Paula Franklin teaches Advanced Placement government at West High School in Knoxville. Since she took on the course, its enrollment has doubled, and 82 percent of her students pass with an average score that exceeds the national average.

The teachers are two of 45 educators being honored nationally with this year’s Milken Educator Awards from the Milken Family Foundation. The award includes a no-strings-attached check for $25,000.

“It is an honor to celebrate two exceptional Tennessee educators today on each end of the state,” said Education Commissioner Candice McQueen, who attended each assembly. “Paula Franklin and Katherine Watkins should be proud of the work they have done to build positive relationships with students and prepare them with the knowledge and skills to be successful in college and the workforce.”

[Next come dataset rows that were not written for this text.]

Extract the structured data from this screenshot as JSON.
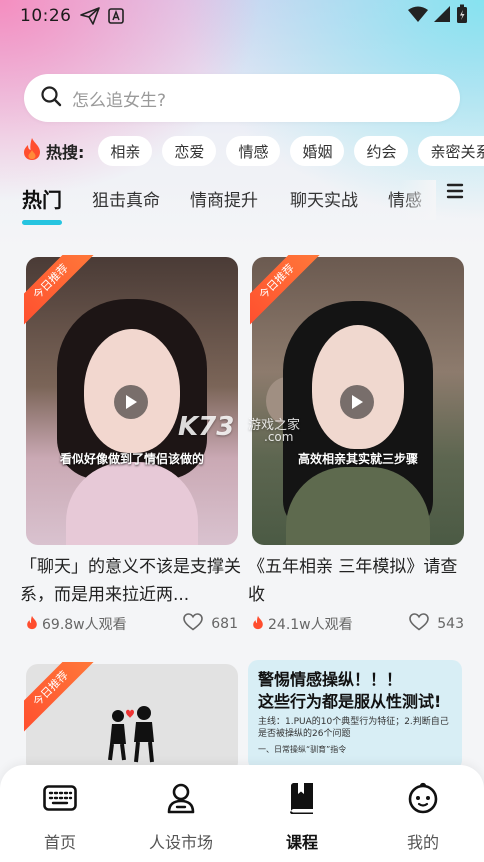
{
  "status_bar": {
    "time": "10:26"
  },
  "search": {
    "placeholder": "怎么追女生?"
  },
  "hot_search": {
    "label": "热搜:",
    "tags": [
      "相亲",
      "恋爱",
      "情感",
      "婚姻",
      "约会",
      "亲密关系"
    ]
  },
  "tabs": [
    "热门",
    "狙击真命",
    "情商提升",
    "聊天实战",
    "情感"
  ],
  "cards": [
    {
      "badge": "今日推荐",
      "caption": "看似好像做到了情侣该做的",
      "title": "「聊天」的意义不该是支撑关系，而是用来拉近两...",
      "views": "69.8w人观看",
      "likes": "681"
    },
    {
      "badge": "今日推荐",
      "caption": "高效相亲其实就三步骤",
      "title": "《五年相亲 三年模拟》请查收",
      "views": "24.1w人观看",
      "likes": "543"
    },
    {
      "badge": "今日推荐"
    },
    {
      "heading_line1": "警惕情感操纵！！！",
      "heading_line2": "这些行为都是服从性测试!",
      "body_line1": "主线：1.PUA的10个典型行为特征；2.判断自己",
      "body_line2": "是否被操纵的26个问题",
      "section": "一、日常操纵“驯育”指令"
    }
  ],
  "watermark": {
    "brand": "K73",
    "site": "游戏之家",
    "url": ".com"
  },
  "bottom_nav": [
    {
      "label": "首页",
      "icon": "keyboard-icon"
    },
    {
      "label": "人设市场",
      "icon": "person-icon"
    },
    {
      "label": "课程",
      "icon": "book-icon",
      "active": true
    },
    {
      "label": "我的",
      "icon": "face-icon"
    }
  ],
  "colors": {
    "accent": "#26c4e0",
    "fire": "#ff4d2e",
    "ribbon": "#ff5a32"
  }
}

Foundation chairman Lowell Milken was present to present the awards, which have been given to thousands of teachers since 1987.

PHOTO: Milken Family Foundation
Students gather around Millington teacher Katherine Watkins as she receives a check as part of her Milken Educator Award.

The Milken awards process starts with recommendations from sources that the foundation won’t identify. Names are then reviewed by committees appointed by state departments of education, and their recommendations are vetted by the foundation, which picks the winners.

Last year, Chattanooga elementary school teacher Katie Baker was Tennessee’s sole winner.

In all, 66 Tennessee educators have been recognized by the Milken Foundation and received a total of $1.6 million since the program began in the state in 1992.

You can learn more about the Milken Educator Awards here.